Saving enough money for a big down payment is the sticking point for a lot of people who would love to be homeowners. In today’s world 20% down is not a realistic option for many first time home buyers. The good news is that you don’t have to wait years to be able to afford a home. You can do it with a minimal down payment or no down payment at all, if you know where to look. Here are 5 good suggestions to help you in your search.

1. Conventional loan with private mortgage insurance

Conventional loans are the most common type of mortgage, and you can get one with less than 20% down. You will have to pay private mortgage insurance for a period of time though. Mortgage insurance is what protects the lender in the event you default on your loan. 

The Conventional 97 program offers qualified buyers mortgages with as little as 3% down. If you purchase a $150,000 house for example, your down payment will be $4,500. Conventional 97 is backed by Fannie Mae not the Federal Housing Administration (FHA). First time and repeat home buyers can qualify, but must be purchasing a primary residence. The maximum loan amount is $484,350. The minimum credit score is 620. 30 year fixed rate mortgages are available. 

Private mortgage insurance is paid along with the principal and interest payments you make monthly. Once you have paid 20% of your loan to value ratio, you can have the insurance removed from your mortgage. This won’t happen automatically. You must contact the lender and formally request it.

Another option backed by Fannie Mae is the HomeReady mortgage. This is a 3% down loan aimed at low income individuals. HomeReady allows income pooling. This means all members of a household from grandparents to working children can pool their resources in order to qualify for a mortgage.

2. FHA mortgages

FHA mortgages are backed by the federal government. You can get a loan with as little as 3.5% down if you have a FICO score of 580 or higher. Buyers with FICO scores in the 500 - 579 range must put down at least 10%. You must be purchasing a primary residence. 

Loans are available to first time and repeat buyers. You must have mortgage insurance in the form of an upfront mortgage premium and an annual premium. The upfront premium is a one time only charge paid at closing and can be rolled into your loan. The annual premium is paid monthly. You may be locked into the annual premium for the life of your loan.

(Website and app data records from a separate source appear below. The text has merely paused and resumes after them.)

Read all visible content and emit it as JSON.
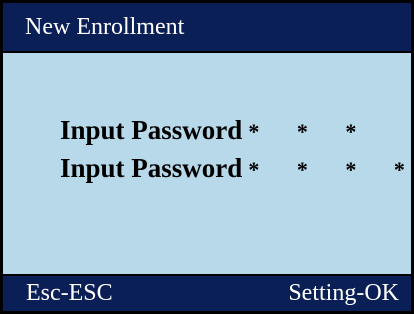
{
  "window": {
    "title": "New Enrollment"
  },
  "form": {
    "fields": [
      {
        "label": "Input Password",
        "masked_value": "* * *"
      },
      {
        "label": "Input Password",
        "masked_value": "* * * *"
      }
    ]
  },
  "footer": {
    "left_label": "Esc-ESC",
    "right_label": "Setting-OK"
  },
  "colors": {
    "titlebar_bg": "#0b1f57",
    "content_bg": "#b7d9e9",
    "text_light": "#ffffff",
    "text_dark": "#000000"
  }
}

3. USDA mortgages

U.S.Department of Agriculture (USDA) loans are offered to low to moderate income individuals living in rural areas. Before you dismiss this opportunity you should know that about 97% of the United States is designated as rural for the purposes of the loan. USDA mortgages are available with no down payment. Closing costs range from 3% to 5%, but unlike other types of mortgages this one allows you to roll your closing costs into your loan.

In order to qualify your income level must not exceed 115% of the area’s median income. Your credit score must be 640 or higher, and you have to be purchasing as an owner occupant. You can get a fixed rate loan for 15 or 30 years. If you have gone through a bankruptcy or foreclosure you have to wait three years before you can apply for this financing.

4. VA Mortgages

Those in the armed forces or retired from it can get financing through the U.S. Department of Veterans Affairs (VA). VA mortgages are 100% loans with no mortgage insurance required. In order to qualify you must have served at least 90 consecutive days during wartime or actively served 181 days during peacetime. 

National Guard and those in the Reserve can qualify after serving for more than 6 years. Spouses of service members who died in the line of duty or as a result of a service related injury can also qualify. You will not qualify if you were dishonorably discharged.

VA mortgages don’t have specific income thresholds in order to be approved. The VA does require that borrowers have steady incomes that cover all their monthly expenses. Borrowers also have to show that they have sufficient residual income every month for items like food and transportation. 

Private lenders finance VA loans. Because of that there may be additional criteria borrowers must meet. There is also a funding fee that can be as little as 1.25% or as high as 3.3%. The amount of the funding fee depends on the down payment size, the type of military service rendered, and whether this is a first time VA loan or a repeat.

5. Navy Federal Mortgages

The Navy Federal Credit Union has more members and assets than any other credit union in the country. Navy federal mortgages are available with no money down and no private mortgage insurance. These loans are similar to VA loans. They are restricted to the military, the U.S. Department of Defense, some civilians employed by the military, and family members. There are funding fees attached to them as well. The funding fee for navy federal mortgages is 1.75%. Loans are for owner occupants only. 

There is a freedom lock option with these loans. You can relock one time before closing if the rates go down. To take advantage of this option you have to contact the loan officer at least 14 days prior to closing. You must close within 60 days of the first lock.

Home ownership is a lot more affordable than most people think it is. Even if you don’t qualify for a 100% loan there is down payment assistance available from several different sources. It may take some perseverance and creativity, but it is possible to become a homeowner without making a huge down payment or having perfect credit.